### Requirement
Could you write out the listing below again, exactly?

### Exercise data
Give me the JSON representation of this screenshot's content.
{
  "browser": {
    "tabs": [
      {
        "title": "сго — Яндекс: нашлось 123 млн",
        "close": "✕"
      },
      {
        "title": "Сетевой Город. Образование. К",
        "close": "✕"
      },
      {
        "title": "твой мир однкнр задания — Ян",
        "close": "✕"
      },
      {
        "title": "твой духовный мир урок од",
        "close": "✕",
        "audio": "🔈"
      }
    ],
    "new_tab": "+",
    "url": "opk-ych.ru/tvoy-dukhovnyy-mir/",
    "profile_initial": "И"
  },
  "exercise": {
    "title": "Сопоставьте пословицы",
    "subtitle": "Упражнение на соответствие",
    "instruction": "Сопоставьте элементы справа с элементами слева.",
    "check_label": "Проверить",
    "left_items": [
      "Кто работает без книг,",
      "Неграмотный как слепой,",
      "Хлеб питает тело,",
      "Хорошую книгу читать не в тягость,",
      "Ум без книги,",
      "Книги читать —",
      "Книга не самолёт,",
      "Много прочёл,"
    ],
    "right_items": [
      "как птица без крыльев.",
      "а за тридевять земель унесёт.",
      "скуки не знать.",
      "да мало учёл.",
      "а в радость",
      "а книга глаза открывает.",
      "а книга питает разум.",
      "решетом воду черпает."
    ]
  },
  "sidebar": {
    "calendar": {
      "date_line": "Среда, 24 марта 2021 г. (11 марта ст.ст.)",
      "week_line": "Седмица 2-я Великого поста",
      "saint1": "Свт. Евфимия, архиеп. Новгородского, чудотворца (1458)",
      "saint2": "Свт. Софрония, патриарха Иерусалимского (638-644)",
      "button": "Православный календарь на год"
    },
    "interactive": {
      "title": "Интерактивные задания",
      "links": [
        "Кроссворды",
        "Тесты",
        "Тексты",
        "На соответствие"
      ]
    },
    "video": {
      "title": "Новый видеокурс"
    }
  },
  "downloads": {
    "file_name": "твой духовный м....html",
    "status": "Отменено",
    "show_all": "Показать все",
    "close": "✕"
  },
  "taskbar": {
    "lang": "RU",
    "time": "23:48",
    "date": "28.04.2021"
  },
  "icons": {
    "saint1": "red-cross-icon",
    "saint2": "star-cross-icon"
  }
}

### Answer for the task
Give me the JSON representation of this screenshot's content.
{
  "browser": {
    "tabs": [
      {
        "title": "сго — Яндекс: нашлось 123 млн",
        "close": "✕"
      },
      {
        "title": "Сетевой Город. Образование. К",
        "close": "✕"
      },
      {
        "title": "твой мир однкнр задания — Ян",
        "close": "✕"
      },
      {
        "title": "твой духовный мир урок од",
        "close": "✕",
        "audio": "🔈"
      }
    ],
    "new_tab": "+",
    "url": "opk-ych.ru/tvoy-dukhovnyy-mir/",
    "profile_initial": "И"
  },
  "exercise": {
    "title": "Сопоставьте пословицы",
    "subtitle": "Упражнение на соответствие",
    "instruction": "Сопоставьте элементы справа с элементами слева.",
    "check_label": "Проверить",
    "left_items": [
      "Кто работает без книг,",
      "Неграмотный как слепой,",
      "Хлеб питает тело,",
      "Хорошую книгу читать не в тягость,",
      "Ум без книги,",
      "Книги читать —",
      "Книга не самолёт,",
      "Много прочёл,"
    ],
    "right_items": [
      "как птица без крыльев.",
      "а за тридевять земель унесёт.",
      "скуки не знать.",
      "да мало учёл.",
      "а в радость",
      "а книга глаза открывает.",
      "а книга питает разум.",
      "решетом воду черпает."
    ]
  },
  "sidebar": {
    "calendar": {
      "date_line": "Среда, 24 марта 2021 г. (11 марта ст.ст.)",
      "week_line": "Седмица 2-я Великого поста",
      "saint1": "Свт. Евфимия, архиеп. Новгородского, чудотворца (1458)",
      "saint2": "Свт. Софрония, патриарха Иерусалимского (638-644)",
      "button": "Православный календарь на год"
    },
    "interactive": {
      "title": "Интерактивные задания",
      "links": [
        "Кроссворды",
        "Тесты",
        "Тексты",
        "На соответствие"
      ]
    },
    "video": {
      "title": "Новый видеокурс"
    }
  },
  "downloads": {
    "file_name": "твой духовный м....html",
    "status": "Отменено",
    "show_all": "Показать все",
    "close": "✕"
  },
  "taskbar": {
    "lang": "RU",
    "time": "23:48",
    "date": "28.04.2021"
  },
  "icons": {
    "saint1": "red-cross-icon",
    "saint2": "star-cross-icon"
  }
}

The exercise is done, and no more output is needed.